With a fierce sense of competition, Movtchan brings the fire to both meets and practices with her “it’s-not-ever-good-enough” attitude. This kind of drive made all the difference in the Woodbury, MN, native’s performance as a member of the distance medley relay last year at the indoor NCAAs. Receiving the baton shoulder-to-shoulder with her opposition, Movtchan stepped on the gas, separating herself from the rest of the pack and helping clinch the relay’s seventh-place finish for All-American status.

“I was curious to see how Nellie was going to respond to that atmosphere,” Hall said. “That day Nellie really took that step where she said, ‘I’m not just going to be at Nationals, but I’m going to be an All-American.’”

Balancing out the fast and furious Movtchan, Ruhland was the steadying force with her “lunch pail” persona. She naturally took on veteran responsibilities early on, walking with rookies on the 4x400-meter relay at NCAAs as a second-year to settle pre-race jitters.

“Trina’s always been that rock that other people could look to,” Hall said.

Going into their senior years, the Maroons set out with a conference title as a clear goal for the season. The work that Movtchan, Ruhland, and others had put into boosting the squad’s competitiveness across the board made taking a UAA banner back to Hyde Park a real possibility.

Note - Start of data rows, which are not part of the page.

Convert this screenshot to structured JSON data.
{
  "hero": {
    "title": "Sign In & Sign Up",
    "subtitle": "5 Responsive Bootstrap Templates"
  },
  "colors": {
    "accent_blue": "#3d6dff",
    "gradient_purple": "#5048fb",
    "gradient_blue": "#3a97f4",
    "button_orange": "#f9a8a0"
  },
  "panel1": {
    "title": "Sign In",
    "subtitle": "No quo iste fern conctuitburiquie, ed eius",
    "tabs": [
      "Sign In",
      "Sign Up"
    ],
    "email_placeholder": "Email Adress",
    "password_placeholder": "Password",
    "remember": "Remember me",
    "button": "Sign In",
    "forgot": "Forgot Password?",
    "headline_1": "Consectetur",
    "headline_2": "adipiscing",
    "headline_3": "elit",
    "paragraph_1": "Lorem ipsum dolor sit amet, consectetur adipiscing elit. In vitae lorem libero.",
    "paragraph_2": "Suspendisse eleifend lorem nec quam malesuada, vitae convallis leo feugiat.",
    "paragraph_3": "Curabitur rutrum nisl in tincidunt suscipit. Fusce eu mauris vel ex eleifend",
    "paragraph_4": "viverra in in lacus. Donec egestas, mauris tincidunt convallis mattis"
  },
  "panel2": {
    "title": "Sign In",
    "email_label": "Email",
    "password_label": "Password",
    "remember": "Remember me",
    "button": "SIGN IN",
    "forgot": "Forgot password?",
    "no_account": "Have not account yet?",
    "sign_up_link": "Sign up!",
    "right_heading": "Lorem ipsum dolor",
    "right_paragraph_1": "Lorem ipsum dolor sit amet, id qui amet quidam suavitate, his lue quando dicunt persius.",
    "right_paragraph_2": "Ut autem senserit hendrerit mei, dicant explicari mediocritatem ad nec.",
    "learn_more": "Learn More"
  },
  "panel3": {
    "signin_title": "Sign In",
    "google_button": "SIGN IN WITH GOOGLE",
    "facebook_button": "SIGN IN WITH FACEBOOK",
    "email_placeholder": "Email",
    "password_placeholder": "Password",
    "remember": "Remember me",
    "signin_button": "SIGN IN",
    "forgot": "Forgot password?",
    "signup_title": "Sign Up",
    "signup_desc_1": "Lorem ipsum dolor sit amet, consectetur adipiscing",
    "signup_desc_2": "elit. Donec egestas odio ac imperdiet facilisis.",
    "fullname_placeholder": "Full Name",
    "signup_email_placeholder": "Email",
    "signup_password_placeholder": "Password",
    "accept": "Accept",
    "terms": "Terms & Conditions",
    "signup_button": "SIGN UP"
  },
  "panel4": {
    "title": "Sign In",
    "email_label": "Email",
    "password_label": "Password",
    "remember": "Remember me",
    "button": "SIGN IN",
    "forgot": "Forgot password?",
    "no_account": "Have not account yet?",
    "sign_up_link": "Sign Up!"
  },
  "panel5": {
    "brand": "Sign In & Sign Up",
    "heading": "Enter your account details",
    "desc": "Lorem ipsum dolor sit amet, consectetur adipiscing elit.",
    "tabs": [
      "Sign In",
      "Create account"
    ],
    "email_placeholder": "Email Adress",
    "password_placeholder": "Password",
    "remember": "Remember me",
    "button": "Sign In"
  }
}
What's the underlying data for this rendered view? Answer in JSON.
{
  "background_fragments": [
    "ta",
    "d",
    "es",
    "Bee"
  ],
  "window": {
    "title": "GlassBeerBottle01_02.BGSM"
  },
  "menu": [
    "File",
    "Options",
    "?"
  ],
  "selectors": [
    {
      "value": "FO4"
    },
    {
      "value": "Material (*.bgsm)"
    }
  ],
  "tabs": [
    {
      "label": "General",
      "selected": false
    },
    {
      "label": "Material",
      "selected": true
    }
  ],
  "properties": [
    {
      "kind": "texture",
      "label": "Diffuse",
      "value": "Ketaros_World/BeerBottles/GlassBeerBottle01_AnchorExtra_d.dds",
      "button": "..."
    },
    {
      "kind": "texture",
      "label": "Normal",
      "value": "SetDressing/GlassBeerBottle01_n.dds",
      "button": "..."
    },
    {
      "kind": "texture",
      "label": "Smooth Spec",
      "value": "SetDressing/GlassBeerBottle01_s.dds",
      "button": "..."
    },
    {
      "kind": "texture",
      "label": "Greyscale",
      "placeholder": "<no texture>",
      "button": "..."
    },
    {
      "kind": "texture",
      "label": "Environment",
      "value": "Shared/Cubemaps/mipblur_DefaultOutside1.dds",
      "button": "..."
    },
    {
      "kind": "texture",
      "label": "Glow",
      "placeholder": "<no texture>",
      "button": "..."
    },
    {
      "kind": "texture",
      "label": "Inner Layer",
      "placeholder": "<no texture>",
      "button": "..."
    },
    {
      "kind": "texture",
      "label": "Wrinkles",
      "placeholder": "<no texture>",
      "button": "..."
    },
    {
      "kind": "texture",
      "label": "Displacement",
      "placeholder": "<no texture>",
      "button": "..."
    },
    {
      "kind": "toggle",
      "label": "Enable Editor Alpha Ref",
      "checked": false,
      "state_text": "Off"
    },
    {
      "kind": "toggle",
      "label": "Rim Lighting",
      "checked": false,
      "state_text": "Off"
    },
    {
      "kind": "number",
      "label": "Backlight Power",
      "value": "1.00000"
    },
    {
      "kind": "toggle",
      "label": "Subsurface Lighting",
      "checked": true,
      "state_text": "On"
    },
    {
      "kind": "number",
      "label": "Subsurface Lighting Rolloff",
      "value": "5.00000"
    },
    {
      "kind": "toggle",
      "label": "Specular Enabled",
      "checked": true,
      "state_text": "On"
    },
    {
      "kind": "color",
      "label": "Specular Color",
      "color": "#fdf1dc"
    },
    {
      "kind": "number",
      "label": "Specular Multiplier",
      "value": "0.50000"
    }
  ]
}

At the indoor league championships in Boston on March 2–3, Chicago was edged out of first by 3.5 points with Wash U reclaiming the title. Ruhland garnered All-UAA honors with third-place finishes in the 200-meter dash (26.93 seconds) and the long jump (5.17 meters), while also running a leg in the 4x400-meter relay’s silver medal effort (4:08.49).

The South Siders took the next seven weeks to gear up for another crack at the Bears and a shot at coming out on top of the UAA at the outdoor championships in Atlanta on April 21–22. Movtchan made up for a quite showing in March by recording a 1:04.16 in the 400-meter hurdles, which was good for first in the event, and posting a runner-up effort in the 100-meter hurdles with a time of 15.31 seconds. She also teamed up with Ruhland as part of the 4x100- and 4x400-meter relays.

Clocking 49.19 seconds, the 4x100 quartet slipped past Case Western to take gold, and the 4x400 followed with silver with a 4:05.06. Despite the strong outings of these relays, at the end of the day, the South Siders finished second and behind the Bears once again.

In many ways, the meet marked a fitting end for the two veterans’ careers. It firmly established Chicago sprints among the best in the UAA, with the close-knit pair that played a central role to turning that segment of the program around once again leading the charge.

“Both of them really threw themselves into track and field after their first years,” Hall said. “They had a bit of success and then got hungry for more. They’ve really meant a lot to the development of our sprints.”